Stack Overflow is a community of 4.7 million programmers, just like you, helping each other.

Join them; it only takes a minute:

Sign up
Join the Stack Overflow community to:
  1. Ask programming questions
  2. Answer and help your peers
  3. Get recognized for your expertise

Can u Give solution for this code of typecasting, LPCTSTR(here lpsubkey) to Char* for below code snippet ,

char* s="HKEY_CURRENT_USER\\";
strcat(s,(char*)lpSubKey); 
printf("%S",s);

here it makes error of access violation ,so what will be the solution for that?. ...thanks in advance

share|improve this question
    
Which line crashes? – sharptooth Aug 11 '09 at 12:39
    
strcat(s,(char*)lpSubKey ); ------------------- – Rajakumar Aug 11 '09 at 12:45
    
That's because you haven't allocated enough room for concatenation result. Below answers to the question mentioning this problem should help you. – sharptooth Aug 11 '09 at 13:00
up vote 1 down vote accepted

These are not the same thing. What are you trying to do?

The problem is you are trying to append to a string that you have not reserved memory for.
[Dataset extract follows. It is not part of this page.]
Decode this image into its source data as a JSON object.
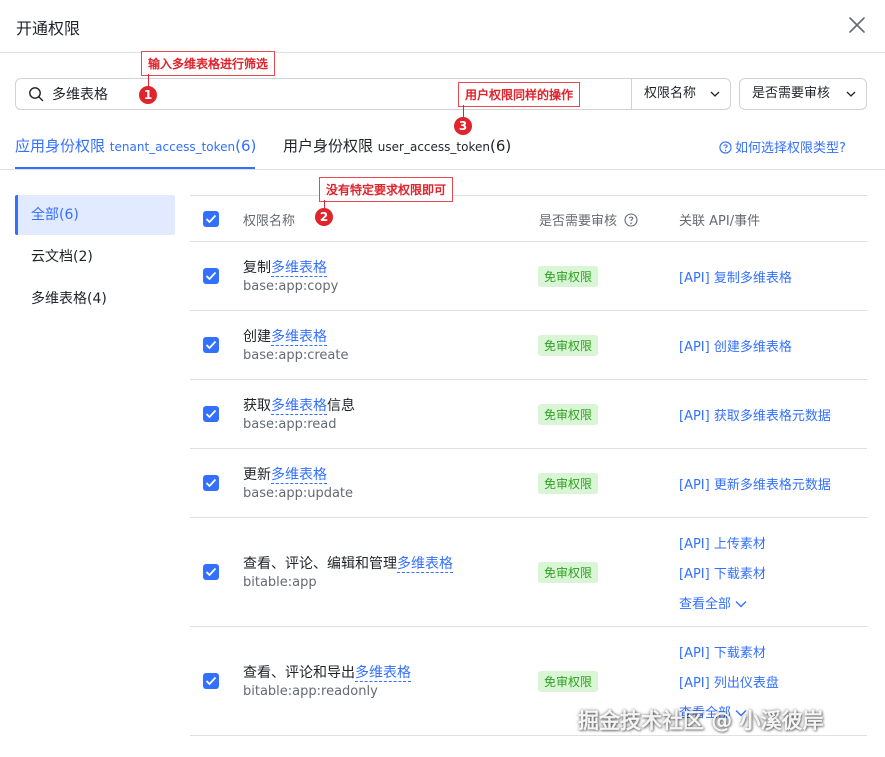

Try:

char s[1024] = "HKEY_CURRENT_USER"; 
strcat(s,(char*)lpSubKey ); 
printf("%S",s);

Do be careful with the arbitrary size of 1024. If you expect your keys to be much longer your program will crash.

Also, look at strcat_s.

share|improve this answer
    
char* s="HKEY_CURRENT_USER\\"; strcat(s,(char*)lpSubKey ); printf("%S",s); here lpSubKey is LPCTSTR string variable .now can you explain the solution for what i am asked?... – Rajakumar Aug 11 '09 at 12:32
    
i thing,if suppose i using 's' only for five character means ,the remaining places are waste in my program..its correct or not? – Rajakumar Aug 11 '09 at 12:56
    
Yes, you are correct. If this is an issue, look at Plinth's solution which will dynamically resize the buffer to the exact length. – DanDan Aug 11 '09 at 13:01

There are several issues with your code that might well lead to the access violation. I don't think any have anything to do with the cast you mentioned.

You are assigning a pointer to the first element of a fixed size char array to a char * and then attempt to append to this using strcat. This is wrong as there is no additional space left in the implicitly allocated string array. You will need to allocate a buffer big enough to hold the resulting string and then copy the string constant in there before calling strcat. For example, like so:

char *s = (char*)malloc(1024 * sizeof(char));
strcpy(s, "HKEY_CURRENT_USER\\");
strcat(s, T2A(lpSubKey));
printf("%s", s);
free(s);

Please note that the fixed size array I'm allocating above is bad practise. In production code you should always determine the correct size of the array on the go to prevent buffer overflows or use functions like strncat and strncpy to ensure that you are not copying more data into the buffer than the buffer can hold.

share|improve this answer
    
i cannot proceed with your code ,error generate "T2A identifier is not Found" ,can i need any header in to my program? – Rajakumar Aug 11 '09 at 12:53
    
The T2A macro I was referring to is the one Dewfy mentioned. They're part of ATL and MFC so you'll need to include the appropriate header files. – Timo Geusch Aug 11 '09 at 13:02

ATL and MFC has set of macros to such conversion, where used next letters:

  • W - wide unicode string
  • T - generic character string
  • A - ANSI character string
  • OLE - BSTR string,

so in your case you need T2A macros

share|improve this answer

strcat does not attempt to make room for the combination. You are overwriting memory that isn't part of the string. Off the top of my head:

char *strcat_with_alloc(char *s1, char *s2)
{
    if (!s1 || !s2) return NULL;

    size_t len1 = strlen(s1);
    size_t len2 = strlen(s2);

    char *dest = (char *)malloc(len1 + len2 + 1);
    if (!dest) return NULL;

    strcpy(dest, s1);
    strcat(dest, s2);

    return dest;
}

now try:

char* s="HKEY_CURRENT_USER\\";
char *fullKey = strcat_with_alloc(s,(char*)lpSubKey); 
if (!fullKey)
    printf("error no memory");
else {
    printf("%S",fullKey);
    free(fullKey);
}
share|improve this answer
    
thanks a lot to you....it works also i can understand ..what is the process happening there... – Rajakumar Aug 11 '09 at 13:11

Your Answer

 
discard

By posting your answer, you agree to the privacy policy and terms of service.

Not the answer you're looking for? Browse other questions tagged or ask your own question.